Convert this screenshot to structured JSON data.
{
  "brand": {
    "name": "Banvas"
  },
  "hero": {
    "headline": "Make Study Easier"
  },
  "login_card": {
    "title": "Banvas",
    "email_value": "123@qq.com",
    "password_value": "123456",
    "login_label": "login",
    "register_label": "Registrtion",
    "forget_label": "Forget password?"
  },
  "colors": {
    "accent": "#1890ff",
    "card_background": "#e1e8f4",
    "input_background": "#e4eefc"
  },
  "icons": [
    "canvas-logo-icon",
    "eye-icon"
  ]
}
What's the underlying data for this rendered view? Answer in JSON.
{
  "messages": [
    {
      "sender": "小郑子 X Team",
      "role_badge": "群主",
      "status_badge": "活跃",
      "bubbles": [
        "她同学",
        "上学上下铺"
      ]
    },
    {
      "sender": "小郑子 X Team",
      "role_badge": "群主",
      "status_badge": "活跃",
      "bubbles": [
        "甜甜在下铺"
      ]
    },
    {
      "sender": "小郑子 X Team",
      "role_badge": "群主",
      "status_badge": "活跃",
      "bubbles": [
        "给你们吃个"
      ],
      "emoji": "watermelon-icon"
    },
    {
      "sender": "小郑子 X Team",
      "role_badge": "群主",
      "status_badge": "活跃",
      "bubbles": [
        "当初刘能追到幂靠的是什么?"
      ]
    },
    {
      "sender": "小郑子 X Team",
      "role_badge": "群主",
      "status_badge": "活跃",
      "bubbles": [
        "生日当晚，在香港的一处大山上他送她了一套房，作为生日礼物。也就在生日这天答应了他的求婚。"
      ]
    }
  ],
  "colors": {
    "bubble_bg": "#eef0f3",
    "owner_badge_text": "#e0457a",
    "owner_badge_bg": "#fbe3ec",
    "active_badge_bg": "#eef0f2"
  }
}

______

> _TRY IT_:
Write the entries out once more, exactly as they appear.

> _RESPONSE BOX_:
Convert this screenshot to structured JSON data.
{
  "brand": {
    "name": "Banvas"
  },
  "hero": {
    "headline": "Make Study Easier"
  },
  "login_card": {
    "title": "Banvas",
    "email_value": "123@qq.com",
    "password_value": "123456",
    "login_label": "login",
    "register_label": "Registrtion",
    "forget_label": "Forget password?"
  },
  "colors": {
    "accent": "#1890ff",
    "card_background": "#e1e8f4",
    "input_background": "#e4eefc"
  },
  "icons": [
    "canvas-logo-icon",
    "eye-icon"
  ]
}
What's the underlying data for this rendered view? Answer in JSON.
{
  "messages": [
    {
      "sender": "小郑子 X Team",
      "role_badge": "群主",
      "status_badge": "活跃",
      "bubbles": [
        "她同学",
        "上学上下铺"
      ]
    },
    {
      "sender": "小郑子 X Team",
      "role_badge": "群主",
      "status_badge": "活跃",
      "bubbles": [
        "甜甜在下铺"
      ]
    },
    {
      "sender": "小郑子 X Team",
      "role_badge": "群主",
      "status_badge": "活跃",
      "bubbles": [
        "给你们吃个"
      ],
      "emoji": "watermelon-icon"
    },
    {
      "sender": "小郑子 X Team",
      "role_badge": "群主",
      "status_badge": "活跃",
      "bubbles": [
        "当初刘能追到幂靠的是什么?"
      ]
    },
    {
      "sender": "小郑子 X Team",
      "role_badge": "群主",
      "status_badge": "活跃",
      "bubbles": [
        "生日当晚，在香港的一处大山上他送她了一套房，作为生日礼物。也就在生日这天答应了他的求婚。"
      ]
    }
  ],
  "colors": {
    "bubble_bg": "#eef0f3",
    "owner_badge_text": "#e0457a",
    "owner_badge_bg": "#fbe3ec",
    "active_badge_bg": "#eef0f2"
  }
}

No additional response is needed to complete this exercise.